Regarded as one of the nation’s leading African historians, Jean M. Allman shares her passion for the continent through her teaching, mentoring of undergraduate and graduate students, and prolific writing and scholarship.

Her research and published work, which focus on West Africa, explore the concepts of national identity, gender and colonialism, fashion and the politics of clothing, and the modernity of indigenous belief systems.

Jean M. Allman
Jean M. Allman

Allman’s first book, “The Quills of the Porcupine: Asante Nationalism in an Emergent Ghana,” published in 1993, is a groundbreaking case study of African nationalism and the struggle for independence from Britain in the 1950s. Her 2000 book, “‘I Will Not Eat Stone’: A Women’s History of Colonial Asante,” co-written by Victoria Tashjian, reflects her expertise in the field of women and gender history. She also is co-author of 2005’s “Tongnaab: The History of a West African God,”and her work has appeared in publications such as The Journal of African History; History Workshop Journal; The International Journal of African Historical Studies; African Studies Review; and The American Historical Review.

In addition, she has edited several collections, including “Fashioning Africa: Power and the Politics of Dress,” published in 2004. She co-edits the New African Histories book series at Ohio University Press and served as co-editor of the Journal of Women’s History from 2004-10. She was president of the Ghana Studies Association from 1992-98 and has served on the boards of the African Studies Association (USA) and the Association for the Study of the Worldwide African Diaspora. She was president of the African Studies Association in 2018.

Allman’s research has been supported by the Fulbright-Hays Program, American Council of Learned Societies, Mellon Foundation, Social Science Research Council, and National Endowment for the Humanities. Her current work has been inspired by the #MustFall movements, which began in South Africa in 2015, and by calls for the decolonization of knowledge production.
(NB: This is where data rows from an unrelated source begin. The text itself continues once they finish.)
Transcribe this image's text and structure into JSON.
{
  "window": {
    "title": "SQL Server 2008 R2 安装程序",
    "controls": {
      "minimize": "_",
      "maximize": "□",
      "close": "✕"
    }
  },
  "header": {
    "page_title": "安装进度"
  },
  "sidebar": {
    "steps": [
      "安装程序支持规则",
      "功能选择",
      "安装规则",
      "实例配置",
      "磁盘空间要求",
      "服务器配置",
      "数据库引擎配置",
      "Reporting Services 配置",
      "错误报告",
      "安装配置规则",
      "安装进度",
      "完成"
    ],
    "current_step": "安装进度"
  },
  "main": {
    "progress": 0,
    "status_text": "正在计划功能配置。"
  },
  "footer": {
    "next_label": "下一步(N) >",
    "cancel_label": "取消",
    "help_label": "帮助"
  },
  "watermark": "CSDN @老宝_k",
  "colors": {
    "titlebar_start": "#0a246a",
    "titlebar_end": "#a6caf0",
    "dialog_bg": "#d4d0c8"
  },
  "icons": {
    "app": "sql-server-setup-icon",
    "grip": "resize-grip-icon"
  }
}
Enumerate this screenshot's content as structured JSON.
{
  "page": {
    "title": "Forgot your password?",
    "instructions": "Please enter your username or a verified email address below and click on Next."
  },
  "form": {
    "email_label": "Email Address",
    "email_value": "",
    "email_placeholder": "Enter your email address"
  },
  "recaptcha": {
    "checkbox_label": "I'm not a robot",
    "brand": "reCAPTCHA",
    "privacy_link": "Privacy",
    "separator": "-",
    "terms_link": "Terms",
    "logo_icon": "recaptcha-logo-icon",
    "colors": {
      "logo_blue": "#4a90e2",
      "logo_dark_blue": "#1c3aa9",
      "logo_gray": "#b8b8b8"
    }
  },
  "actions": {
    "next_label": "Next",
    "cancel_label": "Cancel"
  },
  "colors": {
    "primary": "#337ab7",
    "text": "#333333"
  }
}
Most recently, it interrogates the whiteness of African studies in the United States and Europe and reconstructs the mechanisms through which “colonial knowledge” has been sustained and reproduced in “postcolonial” contexts, including in African institutions.